Exercise description — What is needed is an exact copy of the entries below, with the pictures left out.

Provided records —

----------------

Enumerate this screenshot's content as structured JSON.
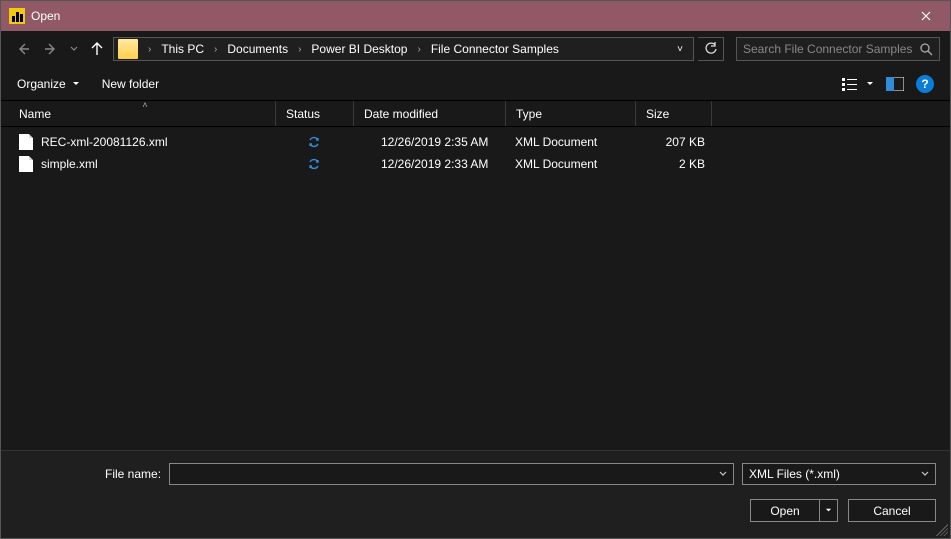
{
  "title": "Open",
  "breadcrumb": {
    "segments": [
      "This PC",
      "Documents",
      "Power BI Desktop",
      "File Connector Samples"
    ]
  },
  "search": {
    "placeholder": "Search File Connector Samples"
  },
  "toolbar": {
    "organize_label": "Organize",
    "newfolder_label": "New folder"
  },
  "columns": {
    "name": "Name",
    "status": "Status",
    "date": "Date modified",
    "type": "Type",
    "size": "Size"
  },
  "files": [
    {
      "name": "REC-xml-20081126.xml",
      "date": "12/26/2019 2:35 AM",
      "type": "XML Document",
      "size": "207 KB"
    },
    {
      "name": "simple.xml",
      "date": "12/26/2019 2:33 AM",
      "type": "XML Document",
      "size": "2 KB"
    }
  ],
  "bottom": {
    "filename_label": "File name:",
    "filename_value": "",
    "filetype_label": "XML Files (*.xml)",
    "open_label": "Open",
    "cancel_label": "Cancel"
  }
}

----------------

Finished task —
Enumerate this screenshot's content as structured JSON.
{
  "title": "Open",
  "breadcrumb": {
    "segments": [
      "This PC",
      "Documents",
      "Power BI Desktop",
      "File Connector Samples"
    ]
  },
  "search": {
    "placeholder": "Search File Connector Samples"
  },
  "toolbar": {
    "organize_label": "Organize",
    "newfolder_label": "New folder"
  },
  "columns": {
    "name": "Name",
    "status": "Status",
    "date": "Date modified",
    "type": "Type",
    "size": "Size"
  },
  "files": [
    {
      "name": "REC-xml-20081126.xml",
      "date": "12/26/2019 2:35 AM",
      "type": "XML Document",
      "size": "207 KB"
    },
    {
      "name": "simple.xml",
      "date": "12/26/2019 2:33 AM",
      "type": "XML Document",
      "size": "2 KB"
    }
  ],
  "bottom": {
    "filename_label": "File name:",
    "filename_value": "",
    "filetype_label": "XML Files (*.xml)",
    "open_label": "Open",
    "cancel_label": "Cancel"
  }
}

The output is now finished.